This was basically a study in value. None of the colors had much intensity and the sun was high in the sky which further enforced a graying of colors. I wish I would have compressed the values a bit more because the floor of the deck is almost straight white from the tube. Although I do like the painting and I’m happy with the drawing.
After this simple and short attempt at color within a landscape I really have a new found awe for Monet, I really have no idea how he achieved the perfection of color in his paintings. I’m sure he started with a multitude of hours per painting though. I have seen so many amazing things in my life and in many cases I have overlooked their monumental achievement, its nice to be reminded from time to time about things that are truly great, wonderous items that have unfortunately become commonplace
The sky was overcast and there were not many extreme values throughout the subject but after looking at the painting again I can see that I missed some opportunities to achieve better accuracy with these values. The drawing and color is very un-observed also. I think I was more interested in the conversations we were having on the deck rather than the painting. The whole thing looks as if it lacks focus, also I only spent an hour on the painting which is hardly enough time to resolve many issues.

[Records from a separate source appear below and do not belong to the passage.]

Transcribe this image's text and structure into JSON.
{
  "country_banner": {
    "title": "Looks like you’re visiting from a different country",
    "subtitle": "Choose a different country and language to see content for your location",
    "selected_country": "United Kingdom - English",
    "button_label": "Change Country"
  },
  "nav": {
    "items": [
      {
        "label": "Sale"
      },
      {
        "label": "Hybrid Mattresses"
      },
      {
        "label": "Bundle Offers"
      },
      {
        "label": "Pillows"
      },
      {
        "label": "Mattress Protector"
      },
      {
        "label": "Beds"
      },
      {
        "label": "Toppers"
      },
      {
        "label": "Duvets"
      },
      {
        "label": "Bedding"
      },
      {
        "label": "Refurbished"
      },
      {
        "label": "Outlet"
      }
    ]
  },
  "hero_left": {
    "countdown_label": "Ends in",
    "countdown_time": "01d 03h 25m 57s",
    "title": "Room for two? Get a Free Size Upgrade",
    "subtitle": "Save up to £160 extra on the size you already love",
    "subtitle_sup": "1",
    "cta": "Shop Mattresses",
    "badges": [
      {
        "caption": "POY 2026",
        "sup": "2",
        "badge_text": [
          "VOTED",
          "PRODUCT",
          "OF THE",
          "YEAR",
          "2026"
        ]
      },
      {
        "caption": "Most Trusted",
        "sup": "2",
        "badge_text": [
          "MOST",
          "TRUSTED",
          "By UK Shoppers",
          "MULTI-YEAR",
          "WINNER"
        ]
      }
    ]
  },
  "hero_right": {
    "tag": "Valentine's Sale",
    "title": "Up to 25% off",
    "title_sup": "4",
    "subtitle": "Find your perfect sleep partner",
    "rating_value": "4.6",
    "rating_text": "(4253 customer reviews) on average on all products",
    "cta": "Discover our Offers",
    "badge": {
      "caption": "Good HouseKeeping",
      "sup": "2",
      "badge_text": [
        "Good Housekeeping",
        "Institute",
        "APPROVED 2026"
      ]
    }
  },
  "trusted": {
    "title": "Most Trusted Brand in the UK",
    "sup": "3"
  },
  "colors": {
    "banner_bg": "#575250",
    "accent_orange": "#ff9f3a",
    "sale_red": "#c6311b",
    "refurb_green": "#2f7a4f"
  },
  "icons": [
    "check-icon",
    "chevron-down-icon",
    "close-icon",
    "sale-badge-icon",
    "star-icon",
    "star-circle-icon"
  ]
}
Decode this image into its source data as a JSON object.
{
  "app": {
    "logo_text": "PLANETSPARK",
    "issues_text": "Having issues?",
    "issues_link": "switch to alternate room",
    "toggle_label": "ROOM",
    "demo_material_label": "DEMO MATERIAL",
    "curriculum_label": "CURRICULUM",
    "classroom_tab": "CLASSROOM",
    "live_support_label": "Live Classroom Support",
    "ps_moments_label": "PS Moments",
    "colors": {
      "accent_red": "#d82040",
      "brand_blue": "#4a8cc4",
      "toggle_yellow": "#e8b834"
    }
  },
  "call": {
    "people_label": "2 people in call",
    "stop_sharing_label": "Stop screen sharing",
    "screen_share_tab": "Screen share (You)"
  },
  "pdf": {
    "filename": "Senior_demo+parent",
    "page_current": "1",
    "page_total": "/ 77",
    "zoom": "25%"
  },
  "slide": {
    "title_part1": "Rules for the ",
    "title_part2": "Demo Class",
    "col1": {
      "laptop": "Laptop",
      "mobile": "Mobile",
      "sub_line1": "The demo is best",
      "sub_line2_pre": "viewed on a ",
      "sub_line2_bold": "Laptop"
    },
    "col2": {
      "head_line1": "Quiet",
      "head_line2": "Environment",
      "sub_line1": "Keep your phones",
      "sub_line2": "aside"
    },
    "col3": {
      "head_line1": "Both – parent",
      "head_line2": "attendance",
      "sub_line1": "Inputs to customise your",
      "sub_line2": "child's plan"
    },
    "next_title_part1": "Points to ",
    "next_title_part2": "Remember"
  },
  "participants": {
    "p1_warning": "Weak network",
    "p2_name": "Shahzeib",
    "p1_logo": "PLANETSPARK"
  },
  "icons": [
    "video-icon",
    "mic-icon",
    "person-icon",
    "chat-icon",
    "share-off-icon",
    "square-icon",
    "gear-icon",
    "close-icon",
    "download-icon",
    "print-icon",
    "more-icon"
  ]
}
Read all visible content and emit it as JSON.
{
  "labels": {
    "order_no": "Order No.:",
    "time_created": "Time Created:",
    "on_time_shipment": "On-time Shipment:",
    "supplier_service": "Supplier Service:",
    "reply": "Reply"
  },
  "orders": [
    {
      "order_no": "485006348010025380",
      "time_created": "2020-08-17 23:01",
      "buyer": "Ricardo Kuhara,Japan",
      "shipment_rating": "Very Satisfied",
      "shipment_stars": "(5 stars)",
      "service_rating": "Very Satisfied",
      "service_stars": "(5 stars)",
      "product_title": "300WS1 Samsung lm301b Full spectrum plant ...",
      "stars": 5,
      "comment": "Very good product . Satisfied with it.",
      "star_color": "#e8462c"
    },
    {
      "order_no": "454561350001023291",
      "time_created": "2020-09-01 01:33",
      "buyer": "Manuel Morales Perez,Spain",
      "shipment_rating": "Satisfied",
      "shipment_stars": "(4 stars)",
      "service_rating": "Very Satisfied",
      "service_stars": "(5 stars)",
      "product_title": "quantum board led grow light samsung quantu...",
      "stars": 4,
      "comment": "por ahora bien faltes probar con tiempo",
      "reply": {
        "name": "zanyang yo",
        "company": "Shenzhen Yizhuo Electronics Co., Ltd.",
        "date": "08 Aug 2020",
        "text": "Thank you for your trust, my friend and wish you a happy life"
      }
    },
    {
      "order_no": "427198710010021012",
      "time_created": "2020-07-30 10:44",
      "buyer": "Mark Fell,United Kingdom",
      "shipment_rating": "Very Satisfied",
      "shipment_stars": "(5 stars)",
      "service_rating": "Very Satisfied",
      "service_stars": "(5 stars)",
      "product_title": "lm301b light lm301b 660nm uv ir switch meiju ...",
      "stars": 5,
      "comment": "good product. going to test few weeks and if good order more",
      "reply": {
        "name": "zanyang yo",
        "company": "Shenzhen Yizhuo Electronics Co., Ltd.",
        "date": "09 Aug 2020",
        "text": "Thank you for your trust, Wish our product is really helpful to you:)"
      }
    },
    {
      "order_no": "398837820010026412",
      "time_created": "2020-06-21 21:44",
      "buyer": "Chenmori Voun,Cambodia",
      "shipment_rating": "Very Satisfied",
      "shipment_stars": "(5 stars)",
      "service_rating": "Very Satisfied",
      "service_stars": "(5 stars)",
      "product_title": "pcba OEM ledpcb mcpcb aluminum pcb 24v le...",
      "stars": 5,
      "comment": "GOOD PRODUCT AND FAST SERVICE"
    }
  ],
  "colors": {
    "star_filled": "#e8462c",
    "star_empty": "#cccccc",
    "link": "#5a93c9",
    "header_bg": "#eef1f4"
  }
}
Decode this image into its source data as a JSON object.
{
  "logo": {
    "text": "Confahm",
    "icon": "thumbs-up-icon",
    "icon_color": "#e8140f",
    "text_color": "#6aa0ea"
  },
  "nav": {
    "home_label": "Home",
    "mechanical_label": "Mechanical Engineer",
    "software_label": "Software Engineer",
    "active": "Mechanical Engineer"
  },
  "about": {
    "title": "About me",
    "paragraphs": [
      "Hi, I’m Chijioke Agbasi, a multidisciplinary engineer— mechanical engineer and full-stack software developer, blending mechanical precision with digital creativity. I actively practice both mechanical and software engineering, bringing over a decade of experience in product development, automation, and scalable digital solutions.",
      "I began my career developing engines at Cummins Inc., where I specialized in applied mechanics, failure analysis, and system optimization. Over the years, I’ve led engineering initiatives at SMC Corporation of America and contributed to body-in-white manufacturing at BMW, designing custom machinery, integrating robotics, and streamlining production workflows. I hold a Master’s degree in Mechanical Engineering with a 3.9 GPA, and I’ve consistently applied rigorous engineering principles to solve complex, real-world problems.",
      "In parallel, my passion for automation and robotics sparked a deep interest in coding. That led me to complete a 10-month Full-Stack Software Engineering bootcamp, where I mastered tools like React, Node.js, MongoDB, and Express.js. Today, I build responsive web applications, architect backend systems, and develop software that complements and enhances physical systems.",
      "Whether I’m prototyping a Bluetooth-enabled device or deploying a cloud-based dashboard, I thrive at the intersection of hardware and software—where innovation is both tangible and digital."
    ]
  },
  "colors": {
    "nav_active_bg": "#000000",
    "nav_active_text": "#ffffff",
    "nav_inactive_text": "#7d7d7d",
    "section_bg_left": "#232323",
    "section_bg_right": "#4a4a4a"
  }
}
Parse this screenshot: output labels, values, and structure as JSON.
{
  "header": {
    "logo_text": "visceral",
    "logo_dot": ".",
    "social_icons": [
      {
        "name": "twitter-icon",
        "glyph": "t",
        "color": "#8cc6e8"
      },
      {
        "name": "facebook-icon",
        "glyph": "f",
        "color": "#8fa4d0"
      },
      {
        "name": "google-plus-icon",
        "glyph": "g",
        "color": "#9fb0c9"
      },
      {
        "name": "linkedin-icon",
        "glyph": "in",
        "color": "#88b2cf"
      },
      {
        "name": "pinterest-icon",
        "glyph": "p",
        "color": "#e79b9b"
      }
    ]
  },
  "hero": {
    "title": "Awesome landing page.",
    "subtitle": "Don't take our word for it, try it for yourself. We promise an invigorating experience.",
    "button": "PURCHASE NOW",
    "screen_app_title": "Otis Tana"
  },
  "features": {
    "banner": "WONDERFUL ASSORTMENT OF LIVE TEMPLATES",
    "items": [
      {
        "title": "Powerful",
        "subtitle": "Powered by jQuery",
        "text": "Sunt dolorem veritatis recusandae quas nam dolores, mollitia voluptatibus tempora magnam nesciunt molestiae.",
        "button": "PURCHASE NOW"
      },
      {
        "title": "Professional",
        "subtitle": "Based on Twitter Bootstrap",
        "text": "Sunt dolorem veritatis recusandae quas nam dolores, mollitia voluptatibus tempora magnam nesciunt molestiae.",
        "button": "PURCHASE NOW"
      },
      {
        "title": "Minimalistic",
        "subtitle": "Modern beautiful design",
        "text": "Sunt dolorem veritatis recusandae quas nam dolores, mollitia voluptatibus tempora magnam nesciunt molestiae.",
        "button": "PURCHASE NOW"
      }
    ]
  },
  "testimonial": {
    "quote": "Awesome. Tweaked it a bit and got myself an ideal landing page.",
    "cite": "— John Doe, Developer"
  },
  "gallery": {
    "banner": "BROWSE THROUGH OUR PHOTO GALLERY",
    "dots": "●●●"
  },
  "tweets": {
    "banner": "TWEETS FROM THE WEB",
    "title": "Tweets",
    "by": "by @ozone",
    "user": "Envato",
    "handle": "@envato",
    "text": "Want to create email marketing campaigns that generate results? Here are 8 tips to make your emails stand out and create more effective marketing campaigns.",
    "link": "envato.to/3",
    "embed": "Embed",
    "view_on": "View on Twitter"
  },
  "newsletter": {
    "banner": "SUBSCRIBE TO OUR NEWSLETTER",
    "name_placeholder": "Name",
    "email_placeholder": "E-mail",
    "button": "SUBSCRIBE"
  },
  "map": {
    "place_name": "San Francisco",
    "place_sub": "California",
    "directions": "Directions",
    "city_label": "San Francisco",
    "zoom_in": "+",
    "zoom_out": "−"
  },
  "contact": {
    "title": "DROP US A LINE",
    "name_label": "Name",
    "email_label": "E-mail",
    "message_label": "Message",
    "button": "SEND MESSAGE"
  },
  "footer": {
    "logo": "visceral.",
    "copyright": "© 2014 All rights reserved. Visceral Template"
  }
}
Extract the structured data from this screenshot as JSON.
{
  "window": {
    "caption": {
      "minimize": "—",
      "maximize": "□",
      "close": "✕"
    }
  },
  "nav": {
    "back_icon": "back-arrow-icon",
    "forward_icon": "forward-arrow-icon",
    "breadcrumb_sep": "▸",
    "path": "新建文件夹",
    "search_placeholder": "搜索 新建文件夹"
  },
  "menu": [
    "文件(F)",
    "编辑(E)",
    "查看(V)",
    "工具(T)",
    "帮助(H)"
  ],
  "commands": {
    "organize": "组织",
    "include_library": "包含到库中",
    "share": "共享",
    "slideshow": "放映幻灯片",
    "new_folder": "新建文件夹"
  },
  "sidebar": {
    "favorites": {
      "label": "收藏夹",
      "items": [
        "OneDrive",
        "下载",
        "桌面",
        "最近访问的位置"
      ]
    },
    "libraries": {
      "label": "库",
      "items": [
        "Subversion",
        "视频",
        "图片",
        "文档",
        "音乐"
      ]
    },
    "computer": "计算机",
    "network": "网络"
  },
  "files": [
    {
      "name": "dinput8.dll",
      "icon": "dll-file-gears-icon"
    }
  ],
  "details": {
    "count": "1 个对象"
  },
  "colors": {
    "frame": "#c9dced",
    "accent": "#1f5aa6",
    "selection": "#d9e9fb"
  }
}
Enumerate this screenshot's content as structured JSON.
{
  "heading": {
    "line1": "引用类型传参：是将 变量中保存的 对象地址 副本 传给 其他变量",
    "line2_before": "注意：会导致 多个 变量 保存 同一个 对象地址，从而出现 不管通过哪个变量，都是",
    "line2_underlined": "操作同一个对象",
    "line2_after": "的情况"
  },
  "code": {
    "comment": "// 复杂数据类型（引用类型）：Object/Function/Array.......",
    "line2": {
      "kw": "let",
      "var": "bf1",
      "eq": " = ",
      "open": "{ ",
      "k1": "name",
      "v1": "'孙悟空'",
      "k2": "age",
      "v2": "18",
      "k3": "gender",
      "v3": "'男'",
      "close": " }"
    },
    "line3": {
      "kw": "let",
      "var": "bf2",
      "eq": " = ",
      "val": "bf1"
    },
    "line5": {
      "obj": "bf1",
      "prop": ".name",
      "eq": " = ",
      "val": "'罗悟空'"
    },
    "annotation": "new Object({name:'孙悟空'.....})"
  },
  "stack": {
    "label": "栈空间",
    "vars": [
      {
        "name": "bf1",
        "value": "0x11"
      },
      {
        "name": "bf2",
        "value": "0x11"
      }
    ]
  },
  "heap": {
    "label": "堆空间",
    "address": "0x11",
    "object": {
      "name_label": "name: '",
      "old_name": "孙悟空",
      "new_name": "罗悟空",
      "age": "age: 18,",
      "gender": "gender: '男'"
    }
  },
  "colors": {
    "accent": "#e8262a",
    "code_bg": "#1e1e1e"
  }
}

It has been a very long time since I took up a brush full of oil paint and attempt to render the figure accurately, and the task tonight was not made easier by time. I only had about an hour and a half to paint this wonderful pose. I was grateful to have warmed up with an hour of sketches before the painting even though most turned out stunted and grotesque looking. Again I will say that I need to work on my gesture drawings more, I should hit one of the many session around Seattle that have short poses.
I just realized that a lot of my previous posts have a heading of “The Drawing” instead of “The Painting” like it is below.
A simple and easy painting tonight, I didn’t know what to paint so I picked an apple and a lemon out of the fridge. Then I figured all I needed was a blue item and I would have the primary colors, so I found a blue box, put them all in a line and painted.
After Pattie picked out two mundane items from around the apartment she arranged them wonderfully in my shadow box. I like having her pick out items for me to paint because I would normally pick out something that was simple to paint and would not challenge me. I remember once she picked out a black and white stuffed animal, I would have never picked that out because I knew that trying to paint something black and fuzzy would be super difficult. But, I painted it anyway, and I learned a lot from it.
I am becoming less concerned with absolute detail and I’m mainly focusing on getting the shapes correct for drawing the values as close as possible and the color similar. One day I will have enough time throughout the week or I will get the motivation on the weekend to begin a larger painting but for now I will just stick to daily small works. Besides I haven’t really focused in on my main subject matter yet, but I’m thinking about it every day.
I follow a lot of blogs with wonderful artists that are great at their craft, but I get tired of pretty paintings of flowers, dishes, sunsets and the multitudes of cliche items that tend to sell the most paintings to the public. So in response here is a really bad photo of a not so good painting of garbage. No, you can’t buy it and yes I will be painting over it in the future.